[Task details]
Since pictures are not wanted, repeat only the text of the records, word for word.

(Dataset entries)
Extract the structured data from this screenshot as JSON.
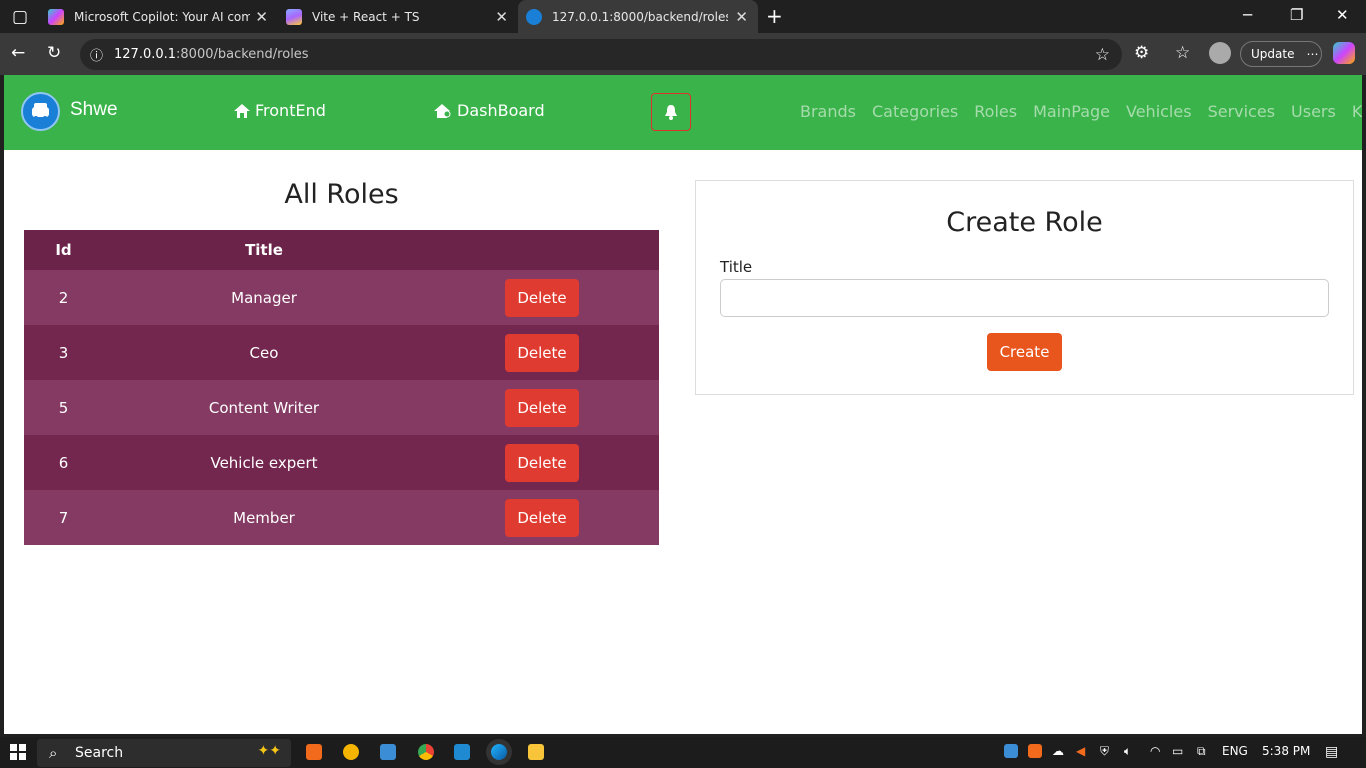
{
  "browser": {
    "tabs": [
      {
        "title": "Microsoft Copilot: Your AI compa",
        "icon": "copilot-icon"
      },
      {
        "title": "Vite + React + TS",
        "icon": "vite-icon"
      },
      {
        "title": "127.0.0.1:8000/backend/roles",
        "icon": "site-icon"
      }
    ],
    "url_host": "127.0.0.1",
    "url_path": ":8000/backend/roles",
    "update_label": "Update"
  },
  "nav": {
    "brand": "Shwe",
    "frontend": "FrontEnd",
    "dashboard": "DashBoard",
    "menu": [
      "Brands",
      "Categories",
      "Roles",
      "MainPage",
      "Vehicles",
      "Services",
      "Users",
      "Ko Ko"
    ]
  },
  "roles": {
    "heading": "All Roles",
    "columns": [
      "Id",
      "Title"
    ],
    "rows": [
      {
        "id": "2",
        "title": "Manager"
      },
      {
        "id": "3",
        "title": "Ceo"
      },
      {
        "id": "5",
        "title": "Content Writer"
      },
      {
        "id": "6",
        "title": "Vehicle expert"
      },
      {
        "id": "7",
        "title": "Member"
      }
    ],
    "delete_label": "Delete"
  },
  "create": {
    "heading": "Create Role",
    "label": "Title",
    "value": "",
    "button": "Create"
  },
  "taskbar": {
    "search": "Search",
    "lang": "ENG",
    "time": "5:38 PM"
  },
  "colors": {
    "nav": "#3ab44a",
    "table": "#73264e",
    "delete": "#e03b30",
    "create": "#e8561e"
  }
}
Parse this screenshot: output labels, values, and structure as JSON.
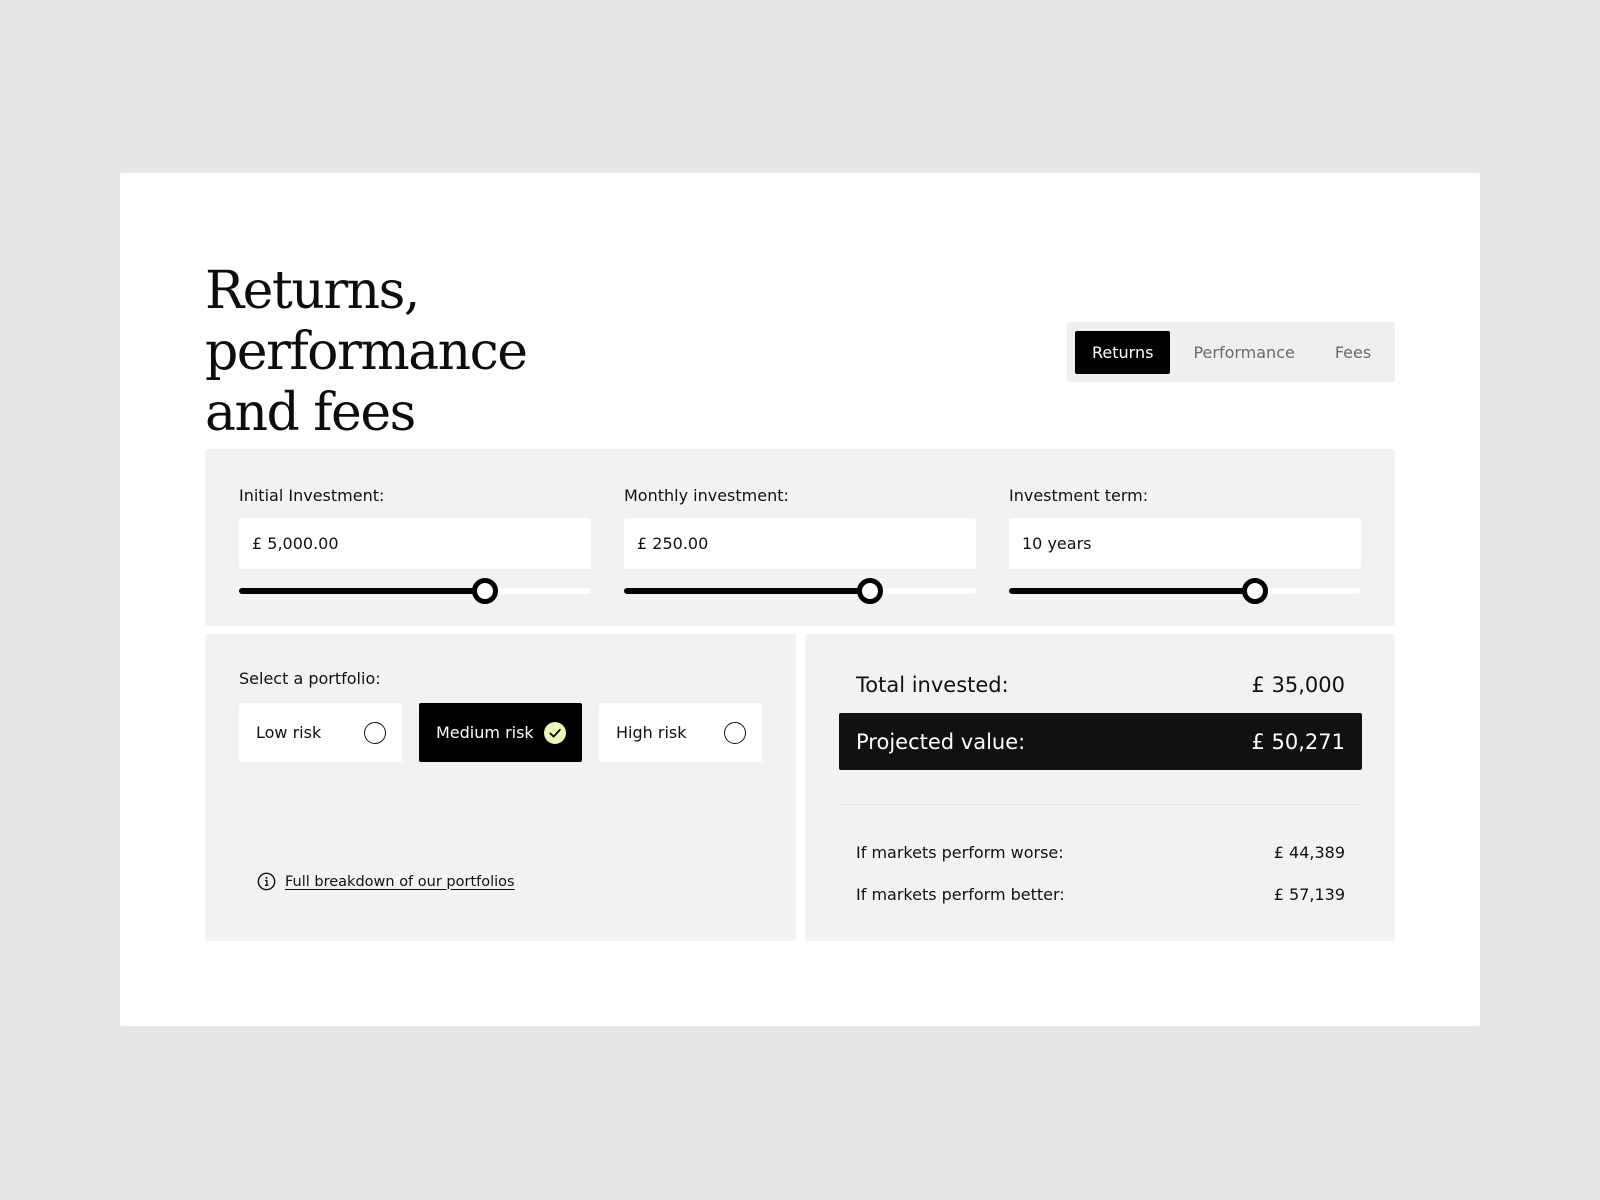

[The answer]
Extract the structured data from this screenshot as JSON.
{
  "browser": {
    "tabs": [
      {
        "title": "Microsoft Copilot: Your AI compa",
        "icon": "copilot-icon"
      },
      {
        "title": "Vite + React + TS",
        "icon": "vite-icon"
      },
      {
        "title": "127.0.0.1:8000/backend/roles",
        "icon": "site-icon"
      }
    ],
    "url_host": "127.0.0.1",
    "url_path": ":8000/backend/roles",
    "update_label": "Update"
  },
  "nav": {
    "brand": "Shwe",
    "frontend": "FrontEnd",
    "dashboard": "DashBoard",
    "menu": [
      "Brands",
      "Categories",
      "Roles",
      "MainPage",
      "Vehicles",
      "Services",
      "Users",
      "Ko Ko"
    ]
  },
  "roles": {
    "heading": "All Roles",
    "columns": [
      "Id",
      "Title"
    ],
    "rows": [
      {
        "id": "2",
        "title": "Manager"
      },
      {
        "id": "3",
        "title": "Ceo"
      },
      {
        "id": "5",
        "title": "Content Writer"
      },
      {
        "id": "6",
        "title": "Vehicle expert"
      },
      {
        "id": "7",
        "title": "Member"
      }
    ],
    "delete_label": "Delete"
  },
  "create": {
    "heading": "Create Role",
    "label": "Title",
    "value": "",
    "button": "Create"
  },
  "taskbar": {
    "search": "Search",
    "lang": "ENG",
    "time": "5:38 PM"
  },
  "colors": {
    "nav": "#3ab44a",
    "table": "#73264e",
    "delete": "#e03b30",
    "create": "#e8561e"
  }
}
Parse this screenshot: output labels, values, and structure as JSON.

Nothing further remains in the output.